> **DATA FOR PROCESSING**
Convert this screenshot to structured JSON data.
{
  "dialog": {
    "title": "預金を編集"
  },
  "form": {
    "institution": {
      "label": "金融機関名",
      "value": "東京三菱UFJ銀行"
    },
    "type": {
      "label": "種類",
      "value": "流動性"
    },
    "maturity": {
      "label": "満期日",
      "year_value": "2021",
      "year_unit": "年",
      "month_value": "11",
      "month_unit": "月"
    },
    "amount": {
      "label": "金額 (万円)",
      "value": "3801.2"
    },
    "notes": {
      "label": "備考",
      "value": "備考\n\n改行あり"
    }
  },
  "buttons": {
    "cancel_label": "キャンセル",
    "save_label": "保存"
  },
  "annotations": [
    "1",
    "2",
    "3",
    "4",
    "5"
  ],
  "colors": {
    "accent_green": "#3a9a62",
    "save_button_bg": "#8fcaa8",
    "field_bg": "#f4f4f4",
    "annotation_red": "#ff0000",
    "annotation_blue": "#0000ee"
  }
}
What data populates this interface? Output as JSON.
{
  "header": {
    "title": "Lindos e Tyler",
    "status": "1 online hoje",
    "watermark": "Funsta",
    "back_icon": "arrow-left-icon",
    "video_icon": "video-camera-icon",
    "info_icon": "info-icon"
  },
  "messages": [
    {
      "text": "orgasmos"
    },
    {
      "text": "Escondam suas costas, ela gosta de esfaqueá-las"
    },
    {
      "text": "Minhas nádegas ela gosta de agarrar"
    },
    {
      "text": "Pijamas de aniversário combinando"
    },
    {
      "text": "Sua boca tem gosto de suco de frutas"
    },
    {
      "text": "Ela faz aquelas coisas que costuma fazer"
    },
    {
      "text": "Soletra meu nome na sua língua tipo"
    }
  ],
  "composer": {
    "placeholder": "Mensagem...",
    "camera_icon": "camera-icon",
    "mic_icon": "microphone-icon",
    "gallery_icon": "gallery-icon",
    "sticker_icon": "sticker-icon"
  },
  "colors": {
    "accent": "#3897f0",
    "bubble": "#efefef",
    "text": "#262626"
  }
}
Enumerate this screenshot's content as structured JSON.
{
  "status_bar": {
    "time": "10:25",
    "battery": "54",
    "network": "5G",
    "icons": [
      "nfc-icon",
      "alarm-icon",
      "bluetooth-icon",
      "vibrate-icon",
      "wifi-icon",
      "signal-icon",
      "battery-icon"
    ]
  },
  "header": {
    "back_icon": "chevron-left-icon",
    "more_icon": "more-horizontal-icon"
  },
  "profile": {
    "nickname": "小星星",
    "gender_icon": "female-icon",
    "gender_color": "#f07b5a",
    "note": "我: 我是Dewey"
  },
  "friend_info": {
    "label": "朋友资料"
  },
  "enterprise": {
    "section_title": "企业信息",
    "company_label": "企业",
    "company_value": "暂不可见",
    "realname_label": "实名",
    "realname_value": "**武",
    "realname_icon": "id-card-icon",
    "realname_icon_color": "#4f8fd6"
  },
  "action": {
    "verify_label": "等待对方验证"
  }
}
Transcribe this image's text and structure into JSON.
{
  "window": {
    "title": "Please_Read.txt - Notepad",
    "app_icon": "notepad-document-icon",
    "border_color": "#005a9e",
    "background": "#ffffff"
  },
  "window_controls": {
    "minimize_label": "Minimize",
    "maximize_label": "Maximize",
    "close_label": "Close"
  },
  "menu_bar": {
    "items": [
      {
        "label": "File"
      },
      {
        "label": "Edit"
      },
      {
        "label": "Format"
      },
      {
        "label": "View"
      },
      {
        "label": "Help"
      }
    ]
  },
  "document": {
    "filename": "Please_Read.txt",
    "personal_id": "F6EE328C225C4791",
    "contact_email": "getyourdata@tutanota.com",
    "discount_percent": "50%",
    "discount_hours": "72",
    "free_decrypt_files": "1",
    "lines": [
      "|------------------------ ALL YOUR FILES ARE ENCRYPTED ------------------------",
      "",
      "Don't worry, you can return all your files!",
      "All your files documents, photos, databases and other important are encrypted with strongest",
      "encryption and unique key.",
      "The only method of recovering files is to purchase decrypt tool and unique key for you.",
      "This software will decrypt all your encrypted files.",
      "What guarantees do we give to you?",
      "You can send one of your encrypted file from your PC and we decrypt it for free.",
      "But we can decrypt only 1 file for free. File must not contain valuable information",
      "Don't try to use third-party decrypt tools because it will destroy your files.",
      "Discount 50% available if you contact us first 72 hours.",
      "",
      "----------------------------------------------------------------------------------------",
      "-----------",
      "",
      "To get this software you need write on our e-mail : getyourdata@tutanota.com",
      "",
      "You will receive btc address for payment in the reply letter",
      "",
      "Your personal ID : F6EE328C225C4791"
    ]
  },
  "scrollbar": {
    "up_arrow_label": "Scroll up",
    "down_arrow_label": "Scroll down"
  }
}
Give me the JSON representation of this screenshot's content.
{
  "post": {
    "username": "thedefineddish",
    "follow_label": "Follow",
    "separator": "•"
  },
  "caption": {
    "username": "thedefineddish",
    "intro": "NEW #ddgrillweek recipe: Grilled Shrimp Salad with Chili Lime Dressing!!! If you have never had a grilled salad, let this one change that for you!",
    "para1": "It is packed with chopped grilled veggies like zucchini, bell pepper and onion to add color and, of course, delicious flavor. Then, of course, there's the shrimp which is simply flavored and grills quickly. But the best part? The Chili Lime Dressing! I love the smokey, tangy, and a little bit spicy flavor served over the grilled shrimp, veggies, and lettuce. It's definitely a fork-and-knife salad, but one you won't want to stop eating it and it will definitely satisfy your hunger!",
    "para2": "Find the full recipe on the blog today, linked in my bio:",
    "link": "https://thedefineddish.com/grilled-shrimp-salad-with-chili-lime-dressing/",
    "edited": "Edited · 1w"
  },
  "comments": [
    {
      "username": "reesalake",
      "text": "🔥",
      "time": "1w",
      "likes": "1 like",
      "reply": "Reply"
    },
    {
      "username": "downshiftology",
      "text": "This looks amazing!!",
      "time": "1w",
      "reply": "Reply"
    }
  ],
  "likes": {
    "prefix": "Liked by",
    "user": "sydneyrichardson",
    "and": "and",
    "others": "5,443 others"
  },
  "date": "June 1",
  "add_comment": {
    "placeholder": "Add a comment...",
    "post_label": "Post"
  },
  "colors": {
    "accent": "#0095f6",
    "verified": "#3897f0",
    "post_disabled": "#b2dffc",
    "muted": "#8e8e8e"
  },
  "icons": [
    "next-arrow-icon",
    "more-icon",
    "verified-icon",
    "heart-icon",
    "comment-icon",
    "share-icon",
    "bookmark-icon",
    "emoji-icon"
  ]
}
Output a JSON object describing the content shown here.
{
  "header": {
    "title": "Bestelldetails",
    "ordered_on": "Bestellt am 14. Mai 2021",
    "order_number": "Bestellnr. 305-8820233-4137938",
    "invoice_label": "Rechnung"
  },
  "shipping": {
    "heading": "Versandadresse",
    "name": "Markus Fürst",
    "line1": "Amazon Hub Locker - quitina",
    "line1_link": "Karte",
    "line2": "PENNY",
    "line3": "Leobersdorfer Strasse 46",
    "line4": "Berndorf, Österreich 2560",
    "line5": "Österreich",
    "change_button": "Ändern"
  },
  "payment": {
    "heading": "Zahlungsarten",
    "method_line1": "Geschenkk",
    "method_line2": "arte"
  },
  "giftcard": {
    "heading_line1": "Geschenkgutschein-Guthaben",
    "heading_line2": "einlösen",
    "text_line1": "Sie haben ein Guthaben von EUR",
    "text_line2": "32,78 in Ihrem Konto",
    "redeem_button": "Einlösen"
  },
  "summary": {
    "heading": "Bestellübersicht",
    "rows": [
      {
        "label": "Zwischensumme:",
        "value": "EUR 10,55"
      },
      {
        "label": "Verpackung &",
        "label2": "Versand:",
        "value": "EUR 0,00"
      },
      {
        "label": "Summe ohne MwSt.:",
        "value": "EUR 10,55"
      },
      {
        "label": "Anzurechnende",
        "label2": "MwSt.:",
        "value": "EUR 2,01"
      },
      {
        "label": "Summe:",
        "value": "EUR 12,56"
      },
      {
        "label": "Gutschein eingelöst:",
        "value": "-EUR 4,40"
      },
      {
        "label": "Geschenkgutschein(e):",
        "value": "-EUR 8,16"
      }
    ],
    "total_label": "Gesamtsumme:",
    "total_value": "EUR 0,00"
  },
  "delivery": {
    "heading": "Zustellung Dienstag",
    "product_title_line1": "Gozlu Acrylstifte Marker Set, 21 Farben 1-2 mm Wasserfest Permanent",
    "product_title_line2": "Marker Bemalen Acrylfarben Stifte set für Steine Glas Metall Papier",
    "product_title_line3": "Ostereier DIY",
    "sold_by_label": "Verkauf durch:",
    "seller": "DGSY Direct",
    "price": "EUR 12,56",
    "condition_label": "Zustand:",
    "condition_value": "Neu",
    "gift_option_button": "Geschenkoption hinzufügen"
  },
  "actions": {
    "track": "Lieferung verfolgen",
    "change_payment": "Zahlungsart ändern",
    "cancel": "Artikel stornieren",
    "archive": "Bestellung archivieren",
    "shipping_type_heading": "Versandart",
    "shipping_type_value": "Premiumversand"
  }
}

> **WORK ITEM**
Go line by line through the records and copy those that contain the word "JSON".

> **RESPONSE AREA**
Convert this screenshot to structured JSON data.
What data populates this interface? Output as JSON.
Enumerate this screenshot's content as structured JSON.
Transcribe this image's text and structure into JSON.
Give me the JSON representation of this screenshot's content.
Output a JSON object describing the content shown here.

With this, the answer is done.